Tuesday, March 17, 2020
The recently appointed prime minister, Muhyiddin Yassin, is reliant on erstwhile opponents in his newly formed coalition
- UMNO and PAS will pressure Muhyiddin to allow them greater say over government policy, emphasising Malay-Muslim causes.
- A ban on mass gatherings, due to concerns over the spread of COVID-19, will limit anti-government protests by PH supporters.
- If UMNO and PAS leave the PN, the king may have to call snap elections.
Mahathir, along with his allies in what remains of the PH, will likely aim to table a no-confidence motion against Muhyiddin’s government when parliament next sits. Soon after assuming power, Muhyiddin postponed parliament’s next sitting to May 18.
As things stand Muhyiddin would likely survive the vote, as several lawmakers have since February 24 switched to the PN.
However, the prime minister may struggle to hold the PN together. Senior figures within UMNO have in recent days said the party does not have enough enough high-ranking posts in the cabinet, which suggests intra-coalition tensions could grow.

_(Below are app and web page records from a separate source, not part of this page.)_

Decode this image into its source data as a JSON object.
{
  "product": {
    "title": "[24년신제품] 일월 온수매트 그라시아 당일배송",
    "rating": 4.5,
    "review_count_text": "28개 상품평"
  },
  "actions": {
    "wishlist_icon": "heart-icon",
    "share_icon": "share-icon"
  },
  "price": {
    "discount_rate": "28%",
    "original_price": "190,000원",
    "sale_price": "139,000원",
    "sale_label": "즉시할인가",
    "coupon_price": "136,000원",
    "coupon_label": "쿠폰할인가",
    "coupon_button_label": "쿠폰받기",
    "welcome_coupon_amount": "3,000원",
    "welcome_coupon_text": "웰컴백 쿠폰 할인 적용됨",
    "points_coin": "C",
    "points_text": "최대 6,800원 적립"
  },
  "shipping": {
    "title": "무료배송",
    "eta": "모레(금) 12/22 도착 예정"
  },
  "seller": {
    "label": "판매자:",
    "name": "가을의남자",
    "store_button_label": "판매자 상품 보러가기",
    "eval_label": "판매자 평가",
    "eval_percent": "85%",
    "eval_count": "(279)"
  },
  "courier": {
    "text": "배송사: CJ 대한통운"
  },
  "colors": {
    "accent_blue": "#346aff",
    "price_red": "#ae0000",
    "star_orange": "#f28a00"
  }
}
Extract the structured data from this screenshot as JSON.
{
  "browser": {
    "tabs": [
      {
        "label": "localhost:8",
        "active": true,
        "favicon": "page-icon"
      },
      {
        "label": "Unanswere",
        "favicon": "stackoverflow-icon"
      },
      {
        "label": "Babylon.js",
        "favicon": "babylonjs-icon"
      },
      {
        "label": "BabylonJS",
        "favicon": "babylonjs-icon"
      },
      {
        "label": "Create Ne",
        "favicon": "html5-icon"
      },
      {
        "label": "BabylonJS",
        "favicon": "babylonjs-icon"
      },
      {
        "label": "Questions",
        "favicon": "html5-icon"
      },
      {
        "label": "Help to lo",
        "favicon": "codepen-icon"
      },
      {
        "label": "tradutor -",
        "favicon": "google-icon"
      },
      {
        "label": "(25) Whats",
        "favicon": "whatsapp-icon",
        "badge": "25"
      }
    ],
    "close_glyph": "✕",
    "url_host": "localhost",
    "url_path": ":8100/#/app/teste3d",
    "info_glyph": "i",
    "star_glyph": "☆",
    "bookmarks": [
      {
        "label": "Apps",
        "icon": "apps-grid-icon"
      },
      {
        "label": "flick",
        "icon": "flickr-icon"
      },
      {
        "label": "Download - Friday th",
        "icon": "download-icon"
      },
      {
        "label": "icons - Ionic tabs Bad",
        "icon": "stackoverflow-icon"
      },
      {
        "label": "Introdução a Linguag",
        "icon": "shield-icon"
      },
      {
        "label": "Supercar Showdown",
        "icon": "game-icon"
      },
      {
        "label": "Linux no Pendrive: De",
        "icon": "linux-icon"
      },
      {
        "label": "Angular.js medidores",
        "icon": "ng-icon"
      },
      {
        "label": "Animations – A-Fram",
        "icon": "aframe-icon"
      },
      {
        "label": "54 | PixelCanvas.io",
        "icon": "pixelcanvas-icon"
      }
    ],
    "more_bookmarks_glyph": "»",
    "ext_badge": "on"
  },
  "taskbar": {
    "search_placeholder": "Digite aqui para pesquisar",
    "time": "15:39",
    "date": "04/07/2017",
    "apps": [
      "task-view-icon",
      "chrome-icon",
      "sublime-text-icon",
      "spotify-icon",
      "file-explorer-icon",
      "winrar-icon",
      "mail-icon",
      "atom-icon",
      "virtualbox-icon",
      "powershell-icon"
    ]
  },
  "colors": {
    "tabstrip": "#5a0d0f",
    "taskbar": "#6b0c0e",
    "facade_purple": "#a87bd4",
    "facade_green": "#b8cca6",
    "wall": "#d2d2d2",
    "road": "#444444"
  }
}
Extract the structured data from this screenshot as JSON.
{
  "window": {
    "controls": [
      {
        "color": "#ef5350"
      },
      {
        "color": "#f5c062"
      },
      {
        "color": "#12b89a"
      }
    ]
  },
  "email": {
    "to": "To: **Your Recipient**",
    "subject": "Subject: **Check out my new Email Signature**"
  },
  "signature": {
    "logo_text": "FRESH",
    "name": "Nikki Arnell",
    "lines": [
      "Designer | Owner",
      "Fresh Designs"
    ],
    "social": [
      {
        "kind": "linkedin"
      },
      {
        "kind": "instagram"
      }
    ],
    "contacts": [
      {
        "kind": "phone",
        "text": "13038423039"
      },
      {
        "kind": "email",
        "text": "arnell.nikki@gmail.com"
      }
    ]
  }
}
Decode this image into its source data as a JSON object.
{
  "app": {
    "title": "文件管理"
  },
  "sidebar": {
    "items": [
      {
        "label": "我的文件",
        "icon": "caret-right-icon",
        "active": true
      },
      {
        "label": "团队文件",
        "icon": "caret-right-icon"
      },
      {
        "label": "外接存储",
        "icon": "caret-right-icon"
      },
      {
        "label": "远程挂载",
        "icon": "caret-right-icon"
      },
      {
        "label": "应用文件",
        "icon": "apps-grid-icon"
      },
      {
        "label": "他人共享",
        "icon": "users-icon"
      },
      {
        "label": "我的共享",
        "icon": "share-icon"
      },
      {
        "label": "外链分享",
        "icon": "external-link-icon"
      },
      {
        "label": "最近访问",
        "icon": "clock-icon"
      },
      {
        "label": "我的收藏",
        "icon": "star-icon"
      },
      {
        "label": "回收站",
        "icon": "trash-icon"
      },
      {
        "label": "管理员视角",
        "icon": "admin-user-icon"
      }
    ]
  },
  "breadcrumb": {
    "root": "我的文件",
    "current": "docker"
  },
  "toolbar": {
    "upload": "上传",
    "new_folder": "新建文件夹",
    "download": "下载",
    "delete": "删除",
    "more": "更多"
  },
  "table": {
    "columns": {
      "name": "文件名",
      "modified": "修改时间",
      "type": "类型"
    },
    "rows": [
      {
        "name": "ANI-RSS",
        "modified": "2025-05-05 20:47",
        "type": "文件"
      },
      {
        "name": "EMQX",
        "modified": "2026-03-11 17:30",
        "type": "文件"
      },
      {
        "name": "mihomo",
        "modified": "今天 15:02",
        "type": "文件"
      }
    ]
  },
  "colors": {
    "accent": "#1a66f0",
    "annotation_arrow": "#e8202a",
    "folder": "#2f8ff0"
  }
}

© Oxford Analytica 2020. All rights reserved. This content contains general information about geopolitical, macroeconomic and social developments or (where stated) other matters. It does not contain advice or recommendations that may be relied on. Where links to external websites are provided, this does not indicate that Oxford Analytica or Emerald Group agree with, endorse or have checked for accuracy the contents of said sites.